Return all the records, each one exactly as given.

-- Source data follows --

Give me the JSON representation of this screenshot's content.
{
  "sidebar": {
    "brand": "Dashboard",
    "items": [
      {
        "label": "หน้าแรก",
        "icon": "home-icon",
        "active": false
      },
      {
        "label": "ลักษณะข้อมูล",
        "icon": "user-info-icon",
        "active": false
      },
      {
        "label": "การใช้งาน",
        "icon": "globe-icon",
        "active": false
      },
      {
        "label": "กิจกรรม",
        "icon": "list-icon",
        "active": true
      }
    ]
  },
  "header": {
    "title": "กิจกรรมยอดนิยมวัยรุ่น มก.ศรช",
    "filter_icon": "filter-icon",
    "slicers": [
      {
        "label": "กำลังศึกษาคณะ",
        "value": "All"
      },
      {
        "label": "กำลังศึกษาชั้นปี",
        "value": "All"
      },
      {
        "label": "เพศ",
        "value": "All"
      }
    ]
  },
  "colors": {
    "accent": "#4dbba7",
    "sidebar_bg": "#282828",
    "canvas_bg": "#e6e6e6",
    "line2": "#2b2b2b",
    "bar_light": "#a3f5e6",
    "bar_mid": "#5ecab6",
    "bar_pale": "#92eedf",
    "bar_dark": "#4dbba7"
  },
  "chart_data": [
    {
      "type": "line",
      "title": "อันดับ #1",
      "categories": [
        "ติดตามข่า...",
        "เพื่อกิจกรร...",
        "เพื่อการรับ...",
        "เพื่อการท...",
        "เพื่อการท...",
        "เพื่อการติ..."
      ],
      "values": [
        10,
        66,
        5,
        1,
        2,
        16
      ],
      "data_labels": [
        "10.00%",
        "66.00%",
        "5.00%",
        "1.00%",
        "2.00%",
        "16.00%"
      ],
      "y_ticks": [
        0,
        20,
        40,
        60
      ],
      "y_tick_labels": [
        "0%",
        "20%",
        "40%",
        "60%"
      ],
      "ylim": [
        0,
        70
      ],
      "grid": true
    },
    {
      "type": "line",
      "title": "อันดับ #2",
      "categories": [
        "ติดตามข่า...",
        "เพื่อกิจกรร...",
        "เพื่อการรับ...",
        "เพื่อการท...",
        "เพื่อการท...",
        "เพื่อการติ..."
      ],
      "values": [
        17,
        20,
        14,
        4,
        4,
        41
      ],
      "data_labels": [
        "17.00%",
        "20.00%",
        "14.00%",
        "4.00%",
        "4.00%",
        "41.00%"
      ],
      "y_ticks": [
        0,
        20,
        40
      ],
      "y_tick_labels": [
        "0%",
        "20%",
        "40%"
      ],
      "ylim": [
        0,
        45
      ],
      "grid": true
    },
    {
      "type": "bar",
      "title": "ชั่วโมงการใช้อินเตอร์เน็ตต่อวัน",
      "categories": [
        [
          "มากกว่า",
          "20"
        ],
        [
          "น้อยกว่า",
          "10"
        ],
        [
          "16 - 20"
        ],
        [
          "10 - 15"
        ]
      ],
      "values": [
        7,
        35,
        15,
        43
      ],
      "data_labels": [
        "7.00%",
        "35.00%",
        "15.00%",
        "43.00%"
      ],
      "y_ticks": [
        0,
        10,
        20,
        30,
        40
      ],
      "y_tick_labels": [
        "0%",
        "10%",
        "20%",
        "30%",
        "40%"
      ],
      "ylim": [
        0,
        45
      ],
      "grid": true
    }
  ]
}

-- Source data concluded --

Answer to this exercise |
Give me the JSON representation of this screenshot's content.
{
  "sidebar": {
    "brand": "Dashboard",
    "items": [
      {
        "label": "หน้าแรก",
        "icon": "home-icon",
        "active": false
      },
      {
        "label": "ลักษณะข้อมูล",
        "icon": "user-info-icon",
        "active": false
      },
      {
        "label": "การใช้งาน",
        "icon": "globe-icon",
        "active": false
      },
      {
        "label": "กิจกรรม",
        "icon": "list-icon",
        "active": true
      }
    ]
  },
  "header": {
    "title": "กิจกรรมยอดนิยมวัยรุ่น มก.ศรช",
    "filter_icon": "filter-icon",
    "slicers": [
      {
        "label": "กำลังศึกษาคณะ",
        "value": "All"
      },
      {
        "label": "กำลังศึกษาชั้นปี",
        "value": "All"
      },
      {
        "label": "เพศ",
        "value": "All"
      }
    ]
  },
  "colors": {
    "accent": "#4dbba7",
    "sidebar_bg": "#282828",
    "canvas_bg": "#e6e6e6",
    "line2": "#2b2b2b",
    "bar_light": "#a3f5e6",
    "bar_mid": "#5ecab6",
    "bar_pale": "#92eedf",
    "bar_dark": "#4dbba7"
  },
  "chart_data": [
    {
      "type": "line",
      "title": "อันดับ #1",
      "categories": [
        "ติดตามข่า...",
        "เพื่อกิจกรร...",
        "เพื่อการรับ...",
        "เพื่อการท...",
        "เพื่อการท...",
        "เพื่อการติ..."
      ],
      "values": [
        10,
        66,
        5,
        1,
        2,
        16
      ],
      "data_labels": [
        "10.00%",
        "66.00%",
        "5.00%",
        "1.00%",
        "2.00%",
        "16.00%"
      ],
      "y_ticks": [
        0,
        20,
        40,
        60
      ],
      "y_tick_labels": [
        "0%",
        "20%",
        "40%",
        "60%"
      ],
      "ylim": [
        0,
        70
      ],
      "grid": true
    },
    {
      "type": "line",
      "title": "อันดับ #2",
      "categories": [
        "ติดตามข่า...",
        "เพื่อกิจกรร...",
        "เพื่อการรับ...",
        "เพื่อการท...",
        "เพื่อการท...",
        "เพื่อการติ..."
      ],
      "values": [
        17,
        20,
        14,
        4,
        4,
        41
      ],
      "data_labels": [
        "17.00%",
        "20.00%",
        "14.00%",
        "4.00%",
        "4.00%",
        "41.00%"
      ],
      "y_ticks": [
        0,
        20,
        40
      ],
      "y_tick_labels": [
        "0%",
        "20%",
        "40%"
      ],
      "ylim": [
        0,
        45
      ],
      "grid": true
    },
    {
      "type": "bar",
      "title": "ชั่วโมงการใช้อินเตอร์เน็ตต่อวัน",
      "categories": [
        [
          "มากกว่า",
          "20"
        ],
        [
          "น้อยกว่า",
          "10"
        ],
        [
          "16 - 20"
        ],
        [
          "10 - 15"
        ]
      ],
      "values": [
        7,
        35,
        15,
        43
      ],
      "data_labels": [
        "7.00%",
        "35.00%",
        "15.00%",
        "43.00%"
      ],
      "y_ticks": [
        0,
        10,
        20,
        30,
        40
      ],
      "y_tick_labels": [
        "0%",
        "10%",
        "20%",
        "30%",
        "40%"
      ],
      "ylim": [
        0,
        45
      ],
      "grid": true
    }
  ]
}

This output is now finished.